NASA Parker Solar Probe, named after UChicago scientist, begins historic mission

Prof. Eugene Parker becomes first person to see launch of mission named in their honor

At 2:31 a.m. CDT on Sunday, Aug. 12, NASA’s Parker Solar Probe blasted off into the predawn darkness, on its way to explore the sun on a mission that will send it closer to our star than any previous spacecraft.

With its liftoff, University of Chicago Prof. Emeritus Eugene Parker became the first person to witness the launch of a namesake spacecraft. The Parker Space Probe is the first NASA mission named in honor of a living person.

“All I can say is wow, here we go,” said Parker, who is the S. Chandrasekhar Distinguished Service Professor Emeritus in Physics at UChicago. “[Now I] really have to turn from biting my nails … to thinking about all the interesting things which I don’t know yet. We’re in for some learning the next several years.”

On a clear, muggy night at Cape Canaveral, with the occasional shooting star from the Perseids meteor shower streaking overhead, Parker watched from NASA’s viewing terrace along with three generations of his family. Cheers and applause erupted as the rocket climbed into the sky, and minutes later, shed its booster engines in a flare of light.

After officials announced the spacecraft was safely on its way, the company hugged, shook hands and took celebratory sips of Parker Solar Pale Ale, made in honor of the occasion by local company Crystal Lake Brewing.

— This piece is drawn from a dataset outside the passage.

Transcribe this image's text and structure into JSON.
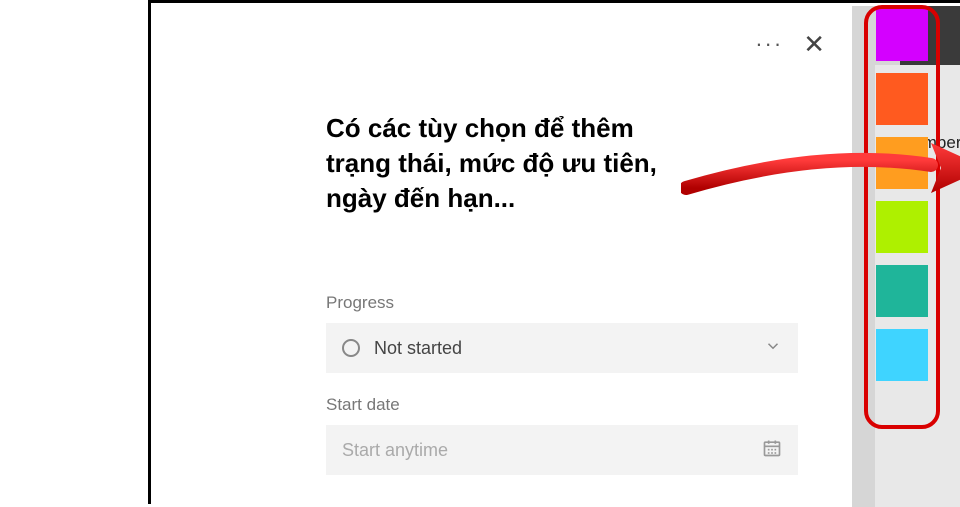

It was a humbling moment for Parker, who was attending his first NASA launch.

“It’s a bit like the Taj Mahal. We’ve all seen pictures of the building and what a graceful structure it is, but ... video and paintings and so forth don’t quite catch it somehow,” Parker said. “It’s in a different state when you’re looking at the real thing.”

NASA said the honor befits the magnitude of Parker’s contributions to science. Parker’s revolutionary scientific career began with his 1958 proposal of the “solar wind,” which radically changed scientists’ understandings of the solar system.

He suggested, and later NASA missions confirmed, that the sun radiates an intense stream of charged particles that travel throughout the solar system at supersonic speeds. This is visible as the halo around the sun during an eclipse, and it can affect missions in space as well as satellite communication systems on Earth.

The discovery reshaped our view of space, stars and their surroundings. It also established a new field of astrophysics, leading NASA last year to name its newest and most ambitious mission to the sun after Parker as a tribute to his work.

“We're so excited and proud that Eugene Parker’s namesake mission, the Parker Solar Probe, launched this morning,” said Angela Olinto, dean of the Division of the Physical Sciences at UChicago. “By first proposing the concept of the solar wind in 1958, Parker revolutionized our understanding of the solar system, and we eagerly await data from this mission that will help us continue to unravel the mysteries of our universe.”

Once it leaves Earth, the Parker Solar Probe will use seven flybys of Venus to slowly reduce its orbital distance and drop closer to the sun—eventually flying into the corona, facing searing temperatures of more than a million degrees Fahrenheit.

The data it collects will provide clues to explore the still-mysterious physics behind the sun—including questions first raised by Parker’s work a half-century ago, such as the nature of the mechanism that flings the solar wind off the sun.

Scientists around the world are eagerly awaiting the results, which will shed light on everything from the magnetic underpinnings of stars to the conditions that would await astronauts traveling to Mars to why the corona is so much hotter than the surface of the sun.

“The science has started on its way, and it won’t stop until we know a lot more about the structure and heating of the solar corona,” Parker said.

Among the company at the Kennedy Space Center was Johns Hopkins Applied Physics Laboratory scientist Nicola Fox, the Parker Solar Probe mission scientist.

“I can’t think of anybody who would be more deserving of having a mission named after them than Gene Parker,” she said at a news conference in Chicago held before the launch. “Physics 101 is Gene Parker’s papers. It doesn’t matter what you do, Gene Parker turns up somewhere in that literature.”

The solar wind was only the first of Parker’s discoveries; he went on to study other phenomena, such as cosmic rays and the magnetic fields of galaxies. His name is littered across the field of astrophysics: the Parker Instability, which describes magnetic fields in galaxies; the Parker equation, which describes particles moving through plasmas; the Sweet-Parker model of magnetic fields in plasmas; and the Parker limit on the flux of magnetic monopoles.